In OS X 10.9 Mavericks, Apple introduced a new way of creating a USB installer with the createinstallmedia executable. The executable is present also in OS X 10.10 Yosemite Developer Preview, but there seems to be a bug which prevents the process to carry through. In the meantime you can create a Yosemite boot stick… Continue reading
Today marks the 30th anniversary for the Macintosh. Happy Birthday, Mac! I didn’t become a Mac-user until 1990, but I’ve owned and used most of the models. Looking through MacTracker, I think the Macintosh 512K and Macintosh XL (the renamed Lisa) are the only models I’ve never put my hands on. The first Apple my… Continue reading
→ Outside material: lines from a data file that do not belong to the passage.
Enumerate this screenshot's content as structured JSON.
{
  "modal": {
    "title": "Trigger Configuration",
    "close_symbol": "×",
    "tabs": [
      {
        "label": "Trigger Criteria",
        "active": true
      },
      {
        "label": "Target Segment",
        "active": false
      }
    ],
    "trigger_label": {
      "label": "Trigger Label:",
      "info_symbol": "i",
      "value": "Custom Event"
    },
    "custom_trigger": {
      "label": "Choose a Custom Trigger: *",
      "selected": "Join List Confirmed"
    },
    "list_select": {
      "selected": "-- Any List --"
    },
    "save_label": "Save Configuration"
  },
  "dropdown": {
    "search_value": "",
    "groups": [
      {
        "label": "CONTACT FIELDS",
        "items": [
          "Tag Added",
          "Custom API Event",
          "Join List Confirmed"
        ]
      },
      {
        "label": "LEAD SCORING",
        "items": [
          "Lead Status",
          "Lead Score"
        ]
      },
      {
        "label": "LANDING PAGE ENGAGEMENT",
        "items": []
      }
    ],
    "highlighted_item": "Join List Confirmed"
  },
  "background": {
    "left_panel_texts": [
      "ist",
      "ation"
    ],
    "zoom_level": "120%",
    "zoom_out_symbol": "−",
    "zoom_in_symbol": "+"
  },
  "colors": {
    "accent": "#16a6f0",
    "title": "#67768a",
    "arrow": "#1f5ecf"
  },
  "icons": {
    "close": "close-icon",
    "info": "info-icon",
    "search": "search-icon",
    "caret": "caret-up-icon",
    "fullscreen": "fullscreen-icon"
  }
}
My family toured the West Coast this summer, and a visit to Yosemite Valley was included on the route. I do love the work of Ansel Adams, and this is my meager tribute to this great photographer.
OK, so you want to create a USB-drive to install OS X 10.9 “Mavericks”. In previous versions of OS X, you could create an USB-installer by restoring the InstallESD.dmg found in the OS-package downloaded from the Mac App Store (MAS). This is no longer an option.
In Developer Preview 4, Apple introduced a createinstallmedia executable. You’l find it inside the downloaded OS X Mavericks in /Contents/Resources/createinstallmedia. We’ll use this to create a USB installer.
Only NASA can produce somthing as gorgeous as this compilation of images of the earth. Let’s hope it’ll be just as beautiful next year.
You do password protect your Mac, don’t you? You don’t have automatic login, and you’ve set your computer to require password after sleep or screen saver kicks in? Right? That’s a good start
PopClip from Pilotmoon Software is a handy utility for working with text. PopClip appears when you select text with your mouse, much the same way as you see on iOS. Now a pop up with cut, copy and paste wouldn’t be too much to be exited about, but PopClip can be customized with extensions. The… Continue reading
Some settings I just like to apply on my Macs. There are lots of resources for finding these “hidden” preferences. A good place to start is Secrets. You can download a Preference Pane for easy access to tweaking your settings. An application like MacPilot can also be used. The Pragmatic Programmers has also published Mac… Continue reading
Sure would be nice…